Web page and app entries
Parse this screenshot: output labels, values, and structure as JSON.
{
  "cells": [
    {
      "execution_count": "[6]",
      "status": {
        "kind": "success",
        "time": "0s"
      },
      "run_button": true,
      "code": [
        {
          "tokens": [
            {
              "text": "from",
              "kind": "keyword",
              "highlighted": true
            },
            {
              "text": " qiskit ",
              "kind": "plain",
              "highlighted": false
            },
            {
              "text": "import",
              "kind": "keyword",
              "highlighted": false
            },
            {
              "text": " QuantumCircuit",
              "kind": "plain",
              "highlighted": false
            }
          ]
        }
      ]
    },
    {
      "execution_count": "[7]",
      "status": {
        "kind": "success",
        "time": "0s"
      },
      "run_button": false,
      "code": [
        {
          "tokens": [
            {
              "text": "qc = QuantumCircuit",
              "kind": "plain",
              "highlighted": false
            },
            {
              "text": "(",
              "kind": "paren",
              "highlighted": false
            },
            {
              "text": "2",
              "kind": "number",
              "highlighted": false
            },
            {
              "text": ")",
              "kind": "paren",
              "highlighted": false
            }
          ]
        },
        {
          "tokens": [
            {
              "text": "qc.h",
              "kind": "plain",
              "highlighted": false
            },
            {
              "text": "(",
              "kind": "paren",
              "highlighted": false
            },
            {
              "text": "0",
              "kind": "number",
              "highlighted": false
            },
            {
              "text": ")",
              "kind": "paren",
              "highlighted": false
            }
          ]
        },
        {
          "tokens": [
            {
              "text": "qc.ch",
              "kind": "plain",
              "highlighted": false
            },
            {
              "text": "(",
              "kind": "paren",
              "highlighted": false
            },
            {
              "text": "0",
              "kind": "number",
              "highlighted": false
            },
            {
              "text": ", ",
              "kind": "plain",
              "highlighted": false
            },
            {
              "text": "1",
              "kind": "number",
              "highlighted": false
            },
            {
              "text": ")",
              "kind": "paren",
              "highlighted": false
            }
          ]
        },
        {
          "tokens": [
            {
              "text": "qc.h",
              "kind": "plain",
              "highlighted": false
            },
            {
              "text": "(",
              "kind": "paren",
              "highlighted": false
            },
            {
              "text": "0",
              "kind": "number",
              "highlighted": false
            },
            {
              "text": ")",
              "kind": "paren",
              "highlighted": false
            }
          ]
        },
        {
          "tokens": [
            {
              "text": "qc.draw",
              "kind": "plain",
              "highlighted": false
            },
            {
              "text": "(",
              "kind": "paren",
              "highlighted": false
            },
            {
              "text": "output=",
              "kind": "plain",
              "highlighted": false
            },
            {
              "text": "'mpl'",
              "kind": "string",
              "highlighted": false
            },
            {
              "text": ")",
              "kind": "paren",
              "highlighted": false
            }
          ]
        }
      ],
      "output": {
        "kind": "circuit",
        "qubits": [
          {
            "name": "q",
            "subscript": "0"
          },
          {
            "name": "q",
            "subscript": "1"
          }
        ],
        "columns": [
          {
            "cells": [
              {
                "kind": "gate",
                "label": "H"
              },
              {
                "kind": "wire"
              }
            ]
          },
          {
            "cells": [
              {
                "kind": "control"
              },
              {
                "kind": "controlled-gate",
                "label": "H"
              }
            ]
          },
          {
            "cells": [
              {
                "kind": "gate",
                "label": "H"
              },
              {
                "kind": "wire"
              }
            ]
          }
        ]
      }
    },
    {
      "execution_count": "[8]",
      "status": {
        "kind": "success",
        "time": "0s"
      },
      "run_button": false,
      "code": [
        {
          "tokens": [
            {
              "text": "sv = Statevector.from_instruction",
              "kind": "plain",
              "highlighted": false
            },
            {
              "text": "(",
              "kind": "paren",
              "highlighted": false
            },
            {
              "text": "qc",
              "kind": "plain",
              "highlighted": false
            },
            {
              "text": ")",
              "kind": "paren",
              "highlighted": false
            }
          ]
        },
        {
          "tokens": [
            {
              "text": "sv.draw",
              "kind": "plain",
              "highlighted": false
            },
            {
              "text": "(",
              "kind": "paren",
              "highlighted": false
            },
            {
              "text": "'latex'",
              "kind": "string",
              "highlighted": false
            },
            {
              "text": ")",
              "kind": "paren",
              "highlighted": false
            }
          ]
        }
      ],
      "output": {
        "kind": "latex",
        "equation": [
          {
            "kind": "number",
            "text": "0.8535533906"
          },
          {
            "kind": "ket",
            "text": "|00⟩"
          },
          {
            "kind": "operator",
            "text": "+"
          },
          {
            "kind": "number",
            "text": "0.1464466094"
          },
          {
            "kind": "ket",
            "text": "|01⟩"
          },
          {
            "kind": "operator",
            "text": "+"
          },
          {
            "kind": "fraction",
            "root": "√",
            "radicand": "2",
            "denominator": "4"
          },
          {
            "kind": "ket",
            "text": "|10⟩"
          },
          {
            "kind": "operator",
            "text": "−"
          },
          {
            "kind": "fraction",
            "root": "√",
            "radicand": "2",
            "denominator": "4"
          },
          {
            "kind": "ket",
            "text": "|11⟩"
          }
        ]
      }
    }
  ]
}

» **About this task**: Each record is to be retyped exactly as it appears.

» **Result**:
Parse this screenshot: output labels, values, and structure as JSON.
{
  "cells": [
    {
      "execution_count": "[6]",
      "status": {
        "kind": "success",
        "time": "0s"
      },
      "run_button": true,
      "code": [
        {
          "tokens": [
            {
              "text": "from",
              "kind": "keyword",
              "highlighted": true
            },
            {
              "text": " qiskit ",
              "kind": "plain",
              "highlighted": false
            },
            {
              "text": "import",
              "kind": "keyword",
              "highlighted": false
            },
            {
              "text": " QuantumCircuit",
              "kind": "plain",
              "highlighted": false
            }
          ]
        }
      ]
    },
    {
      "execution_count": "[7]",
      "status": {
        "kind": "success",
        "time": "0s"
      },
      "run_button": false,
      "code": [
        {
          "tokens": [
            {
              "text": "qc = QuantumCircuit",
              "kind": "plain",
              "highlighted": false
            },
            {
              "text": "(",
              "kind": "paren",
              "highlighted": false
            },
            {
              "text": "2",
              "kind": "number",
              "highlighted": false
            },
            {
              "text": ")",
              "kind": "paren",
              "highlighted": false
            }
          ]
        },
        {
          "tokens": [
            {
              "text": "qc.h",
              "kind": "plain",
              "highlighted": false
            },
            {
              "text": "(",
              "kind": "paren",
              "highlighted": false
            },
            {
              "text": "0",
              "kind": "number",
              "highlighted": false
            },
            {
              "text": ")",
              "kind": "paren",
              "highlighted": false
            }
          ]
        },
        {
          "tokens": [
            {
              "text": "qc.ch",
              "kind": "plain",
              "highlighted": false
            },
            {
              "text": "(",
              "kind": "paren",
              "highlighted": false
            },
            {
              "text": "0",
              "kind": "number",
              "highlighted": false
            },
            {
              "text": ", ",
              "kind": "plain",
              "highlighted": false
            },
            {
              "text": "1",
              "kind": "number",
              "highlighted": false
            },
            {
              "text": ")",
              "kind": "paren",
              "highlighted": false
            }
          ]
        },
        {
          "tokens": [
            {
              "text": "qc.h",
              "kind": "plain",
              "highlighted": false
            },
            {
              "text": "(",
              "kind": "paren",
              "highlighted": false
            },
            {
              "text": "0",
              "kind": "number",
              "highlighted": false
            },
            {
              "text": ")",
              "kind": "paren",
              "highlighted": false
            }
          ]
        },
        {
          "tokens": [
            {
              "text": "qc.draw",
              "kind": "plain",
              "highlighted": false
            },
            {
              "text": "(",
              "kind": "paren",
              "highlighted": false
            },
            {
              "text": "output=",
              "kind": "plain",
              "highlighted": false
            },
            {
              "text": "'mpl'",
              "kind": "string",
              "highlighted": false
            },
            {
              "text": ")",
              "kind": "paren",
              "highlighted": false
            }
          ]
        }
      ],
      "output": {
        "kind": "circuit",
        "qubits": [
          {
            "name": "q",
            "subscript": "0"
          },
          {
            "name": "q",
            "subscript": "1"
          }
        ],
        "columns": [
          {
            "cells": [
              {
                "kind": "gate",
                "label": "H"
              },
              {
                "kind": "wire"
              }
            ]
          },
          {
            "cells": [
              {
                "kind": "control"
              },
              {
                "kind": "controlled-gate",
                "label": "H"
              }
            ]
          },
          {
            "cells": [
              {
                "kind": "gate",
                "label": "H"
              },
              {
                "kind": "wire"
              }
            ]
          }
        ]
      }
    },
    {
      "execution_count": "[8]",
      "status": {
        "kind": "success",
        "time": "0s"
      },
      "run_button": false,
      "code": [
        {
          "tokens": [
            {
              "text": "sv = Statevector.from_instruction",
              "kind": "plain",
              "highlighted": false
            },
            {
              "text": "(",
              "kind": "paren",
              "highlighted": false
            },
            {
              "text": "qc",
              "kind": "plain",
              "highlighted": false
            },
            {
              "text": ")",
              "kind": "paren",
              "highlighted": false
            }
          ]
        },
        {
          "tokens": [
            {
              "text": "sv.draw",
              "kind": "plain",
              "highlighted": false
            },
            {
              "text": "(",
              "kind": "paren",
              "highlighted": false
            },
            {
              "text": "'latex'",
              "kind": "string",
              "highlighted": false
            },
            {
              "text": ")",
              "kind": "paren",
              "highlighted": false
            }
          ]
        }
      ],
      "output": {
        "kind": "latex",
        "equation": [
          {
            "kind": "number",
            "text": "0.8535533906"
          },
          {
            "kind": "ket",
            "text": "|00⟩"
          },
          {
            "kind": "operator",
            "text": "+"
          },
          {
            "kind": "number",
            "text": "0.1464466094"
          },
          {
            "kind": "ket",
            "text": "|01⟩"
          },
          {
            "kind": "operator",
            "text": "+"
          },
          {
            "kind": "fraction",
            "root": "√",
            "radicand": "2",
            "denominator": "4"
          },
          {
            "kind": "ket",
            "text": "|10⟩"
          },
          {
            "kind": "operator",
            "text": "−"
          },
          {
            "kind": "fraction",
            "root": "√",
            "radicand": "2",
            "denominator": "4"
          },
          {
            "kind": "ket",
            "text": "|11⟩"
          }
        ]
      }
    }
  ]
}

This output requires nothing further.